TechCrunch used to be the best place for tech news, but it has since turned into a place for personal vendettas and opinion pieces. I present to you three examples from the past week:
- Anti-Gay Chick-fil-A Denies Impersonating Teenage Girl on Facebook, ‘Same Sex Kissing Day’ Protest Proceeds
- Hey Google! I Don’t Care About Hangouts, I Just Want To Read My Email
- Google Revamps Its Search Results Page, Moves Search Tools And Categories Below The Search Field
In the first example, writer Gregory Ferenstein goes on a personal attack of Chick-fil-a. Most of the first four paragraphs have nothing to do with technology, and are inserted simply to frame Chick-fil-a in a negative light. The tech angle to the story was apparently how Chick-fil-a marketing created a Facebook account as a marketing tool. But half of the article is about a "Same Day Kissing Protest" which has absolutely no relevancy to tech news, nor the story at hand. The writer uses this opportunity to promote an event for a cause in which he personally believes. This is far from objective news reporting that TechCrunch was built around.
Example #2: Writer Sarah Perez spends six paragraphs complaining about the speed of Gmail.
Gmail is unusable. The other day, I counted how long it took Gmail to perform basic functions: open an email, do search, and expand a thread. On a high-speed FiOS connection, on an Internet where clicks translate to immediate actions, it’s incredible to watch Gmail struggle to even function. 10 seconds to perform a search, 14 seconds to open an email message, 10 seconds to expand a conversation thread.
Unfortunately for Sarah, the problem she experiences is the complete opposite of 99% of people who use Gmail.
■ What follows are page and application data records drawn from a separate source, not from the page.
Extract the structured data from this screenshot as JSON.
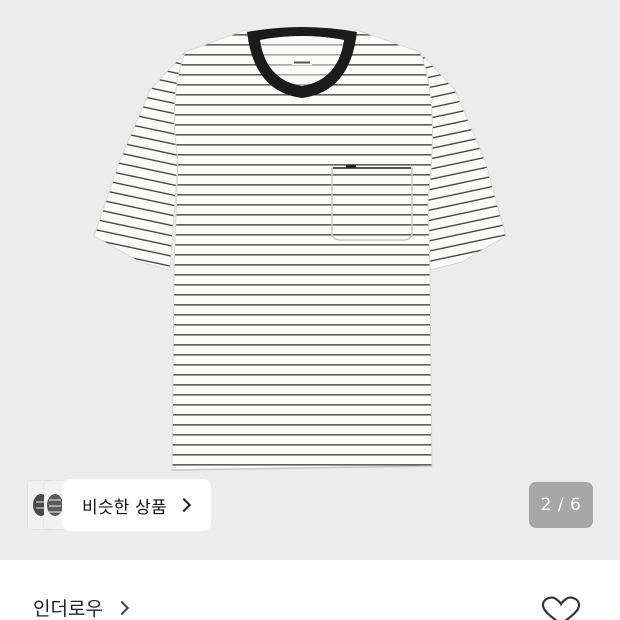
{
  "product": {
    "image_alt": "white striped pocket t-shirt",
    "background_color": "#ececec",
    "shirt_color": "#fbfbfa",
    "stripe_color": "#3b3b3b",
    "collar_color": "#1b1b1b"
  },
  "similar": {
    "label": "비슷한 상품",
    "icon": "chevron-right-icon"
  },
  "pager": {
    "counter": "2 / 6",
    "current": 2,
    "total": 6
  },
  "brand": {
    "name": "인더로우",
    "icon": "chevron-right-icon"
  },
  "wishlist": {
    "icon": "heart-outline-icon"
  }
}
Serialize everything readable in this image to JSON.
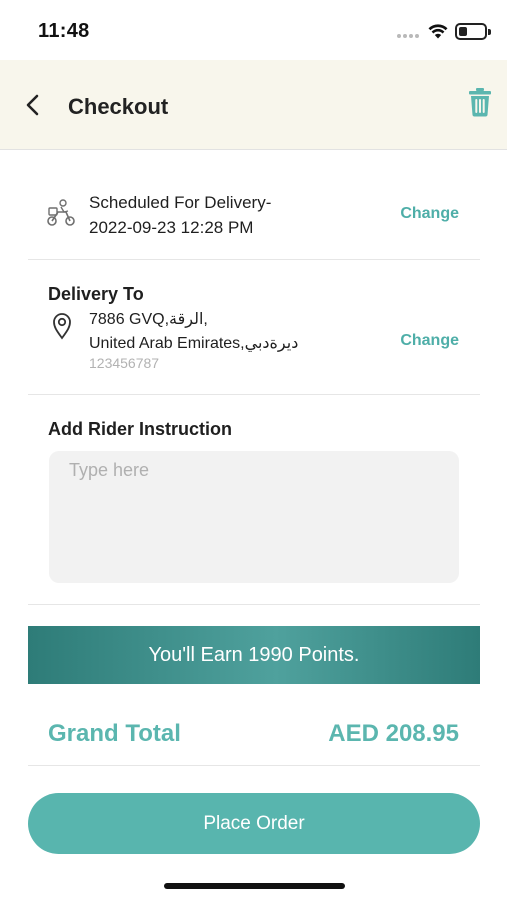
{
  "status_bar": {
    "time": "11:48",
    "signal_icon": "signal-dots-icon",
    "wifi_icon": "wifi-icon",
    "battery_icon": "battery-icon",
    "battery_level": 0.25
  },
  "header": {
    "back_icon": "chevron-left-icon",
    "title": "Checkout",
    "trash_icon": "trash-icon",
    "background_color": "#f8f6ec",
    "icon_color": "#5bb6af"
  },
  "schedule": {
    "icon": "delivery-scooter-icon",
    "line1": "Scheduled For Delivery-",
    "line2": "2022-09-23 12:28 PM",
    "change_label": "Change"
  },
  "delivery": {
    "title": "Delivery To",
    "icon": "location-pin-icon",
    "address_line1": "7886 GVQ,الرقة,",
    "address_line2": "United Arab Emirates,ديرةدبي",
    "phone": "123456787",
    "change_label": "Change"
  },
  "rider": {
    "title": "Add Rider Instruction",
    "placeholder": "Type here",
    "value": ""
  },
  "points_banner": {
    "text": "You'll Earn 1990 Points."
  },
  "total": {
    "label": "Grand Total",
    "value": "AED 208.95"
  },
  "actions": {
    "place_order_label": "Place Order"
  },
  "colors": {
    "accent": "#58b5ae",
    "accent_dark": "#2e7c78",
    "link": "#4eaea8"
  }
}
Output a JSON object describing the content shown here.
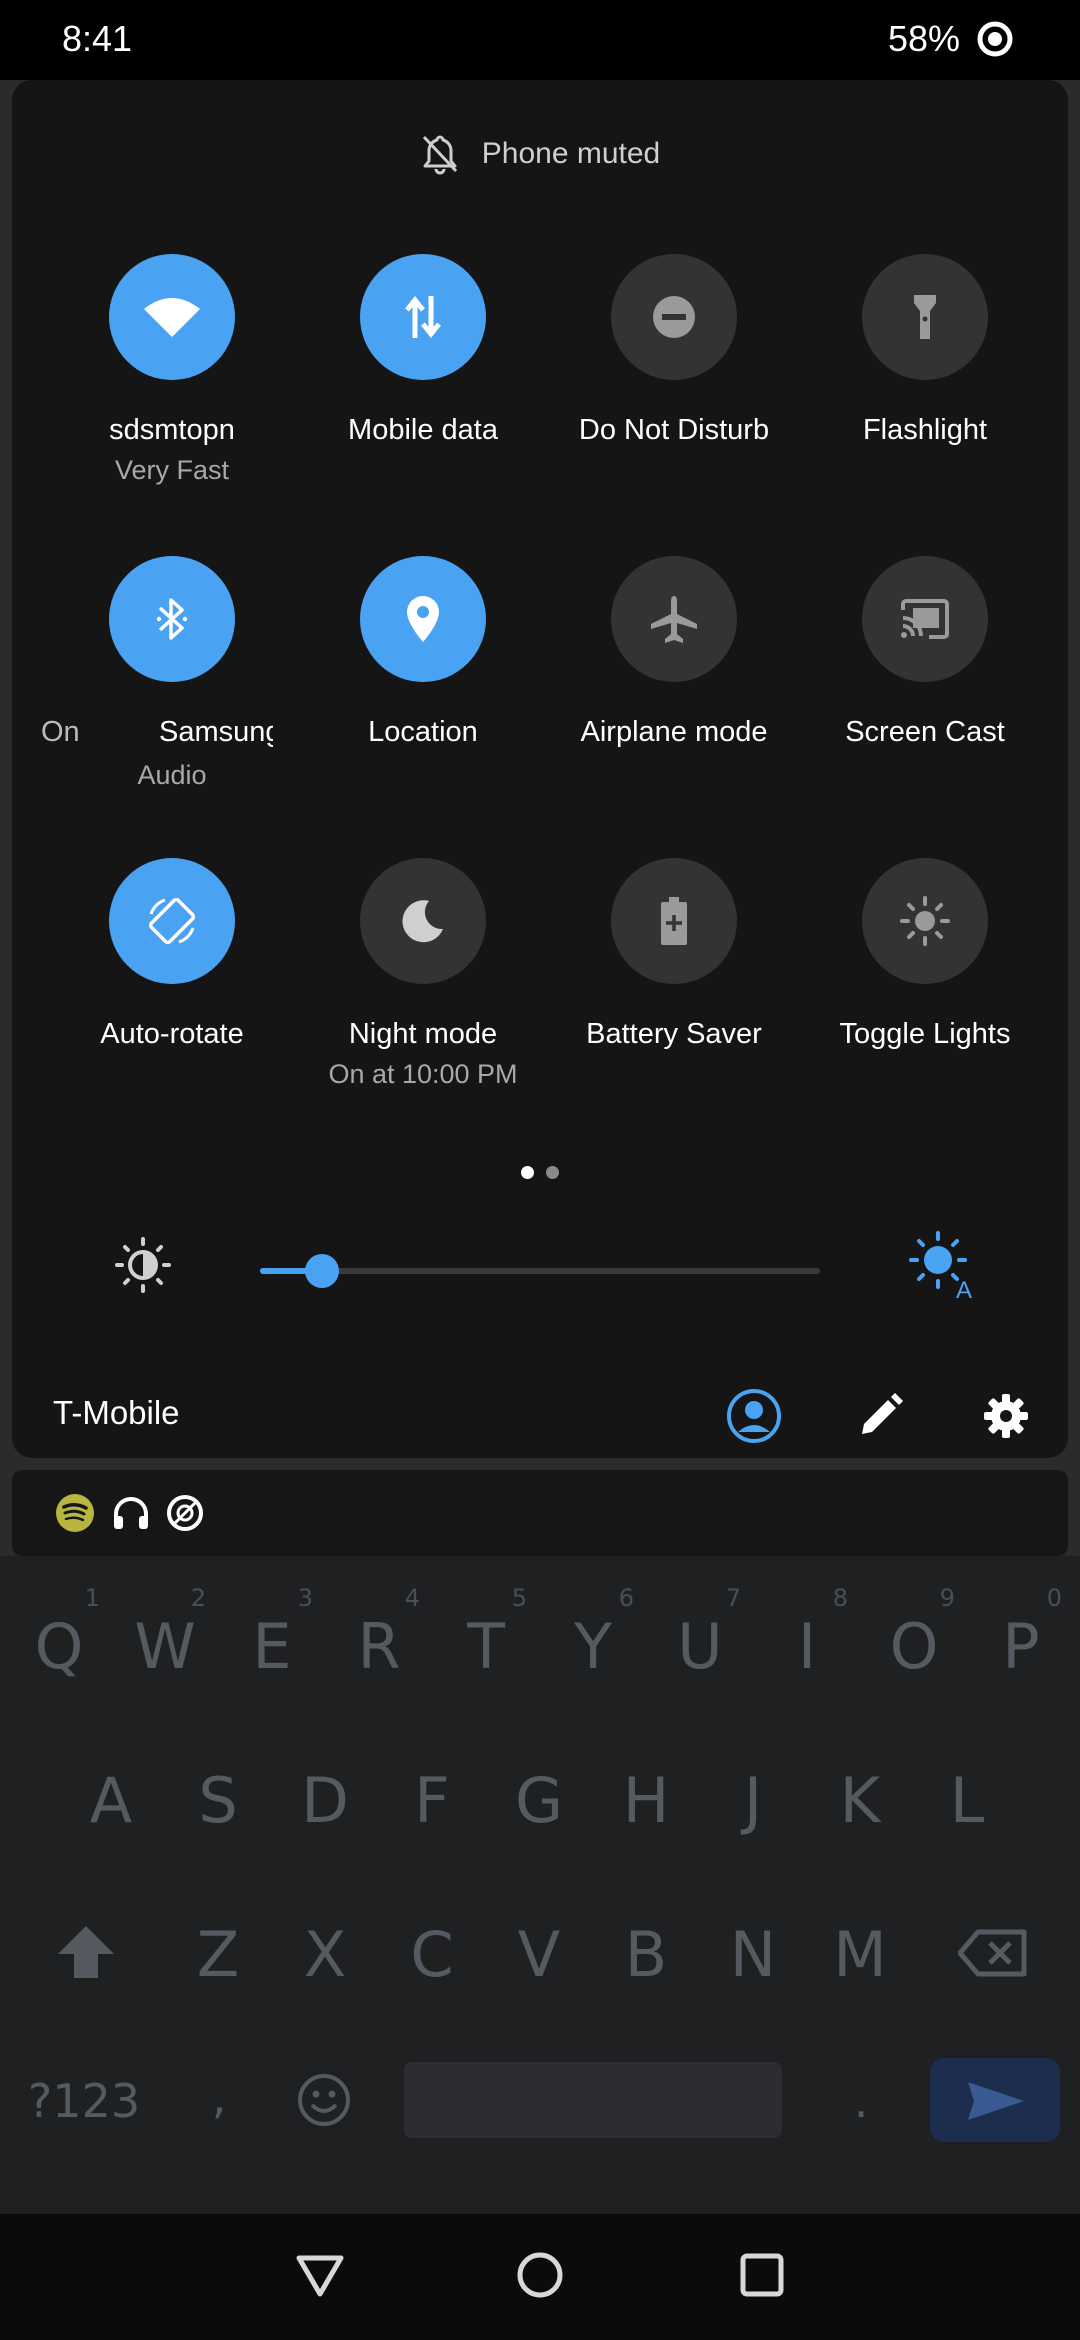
{
  "status_bar": {
    "time": "8:41",
    "battery": "58%"
  },
  "notice": {
    "text": "Phone muted",
    "icon": "bell-off-icon"
  },
  "tiles": [
    {
      "label": "sdsmtopn",
      "sub": "Very Fast",
      "icon": "wifi-icon",
      "active": true
    },
    {
      "label": "Mobile data",
      "sub": "",
      "icon": "mobile-data-icon",
      "active": true
    },
    {
      "label": "Do Not Disturb",
      "sub": "",
      "icon": "dnd-icon",
      "active": false
    },
    {
      "label": "Flashlight",
      "sub": "",
      "icon": "flashlight-icon",
      "active": false
    },
    {
      "label_left": "On",
      "label": "Samsung",
      "sub": "Audio",
      "icon": "bluetooth-icon",
      "active": true
    },
    {
      "label": "Location",
      "sub": "",
      "icon": "location-icon",
      "active": true
    },
    {
      "label": "Airplane mode",
      "sub": "",
      "icon": "airplane-icon",
      "active": false
    },
    {
      "label": "Screen Cast",
      "sub": "",
      "icon": "cast-icon",
      "active": false
    },
    {
      "label": "Auto-rotate",
      "sub": "",
      "icon": "auto-rotate-icon",
      "active": true
    },
    {
      "label": "Night mode",
      "sub": "On at 10:00 PM",
      "icon": "moon-icon",
      "active": false
    },
    {
      "label": "Battery Saver",
      "sub": "",
      "icon": "battery-saver-icon",
      "active": false
    },
    {
      "label": "Toggle Lights",
      "sub": "",
      "icon": "light-icon",
      "active": false
    }
  ],
  "pager": {
    "count": 2,
    "current": 0
  },
  "brightness": {
    "level": 0.11
  },
  "footer": {
    "carrier": "T-Mobile"
  },
  "keyboard": {
    "row1": [
      "Q",
      "W",
      "E",
      "R",
      "T",
      "Y",
      "U",
      "I",
      "O",
      "P"
    ],
    "row1_hints": [
      "1",
      "2",
      "3",
      "4",
      "5",
      "6",
      "7",
      "8",
      "9",
      "0"
    ],
    "row2": [
      "A",
      "S",
      "D",
      "F",
      "G",
      "H",
      "J",
      "K",
      "L"
    ],
    "row3": [
      "Z",
      "X",
      "C",
      "V",
      "B",
      "N",
      "M"
    ],
    "symbols_key": "?123",
    "comma": ",",
    "period": "."
  },
  "colors": {
    "accent": "#4aa3f2",
    "panel": "#151515",
    "tile_off": "#333333"
  }
}
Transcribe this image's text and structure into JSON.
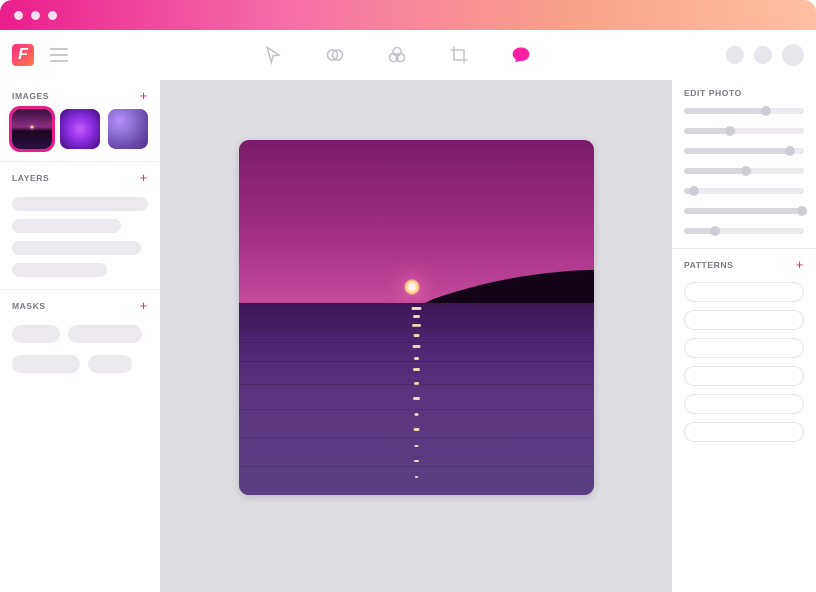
{
  "sections": {
    "images_label": "IMAGES",
    "layers_label": "LAYERS",
    "masks_label": "MASKS",
    "edit_label": "EDIT PHOTO",
    "patterns_label": "PATTERNS"
  },
  "toolbar": {
    "tools": [
      "pointer",
      "combine",
      "filters",
      "crop",
      "comment"
    ],
    "active_tool": "comment"
  },
  "images": {
    "selected_index": 0,
    "count": 3
  },
  "layers": {
    "placeholders": [
      100,
      80,
      95,
      70
    ]
  },
  "masks": {
    "row1": [
      35,
      65
    ],
    "row2": [
      55,
      40
    ]
  },
  "sliders": [
    68,
    38,
    88,
    52,
    8,
    98,
    26
  ],
  "patterns_count": 6,
  "colors": {
    "accent": "#e91e8c",
    "comment_active": "#ff1fa5"
  }
}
I can't vouch for her problems because I don't have the same volume of email she talks about. And judging by the comments, no one else agrees with her either. Again, this is another solid example of a writer personally attacking a company based on her own experience rather than writing an objective story with any research or fact checking.
In example #3, Matt Burns posts a screenshot about a new format of the Google search results page in which the filtering options were moved above search results from the sidebar.
I’m honestly torn over the new design. On one hand I love the vertical layout. My mind never fully embraced the search tools being located on a sidebar. Now, with the tools positioned directly under the search field, I find it’s a bit more natural to change the parameters of the search. But at the same time, it feels very repetitive to have the category bar located a few lines under the black Google product bar. Plus, there is an awful amount of whitespace flanking either side of the search results.
This tech writer has somehow missed the memo (with reporting from his own site, mind you) that Google is killing the top black bar. The end goal is not to be repetitive, but to find a new alternative that performs as well as the existing top black bar. Regardless, I find it a complete waste of time to read an entire paragraph about his personal opinions of how Google's search results page should look.
How is any of this technology news? Under Arrington's watch, TechCrunch was the most credible, most interesting tech news read on the web. Today, it's the TMZ of tech.
If the new direction of TechCrunch is to become a place where tech news takes a back seat to opinion pieces and unresearched assumptions of writers who choose to rant about their own problems, then that's fine - I can go elsewhere for my tech news. I just hadn't seen the official memo.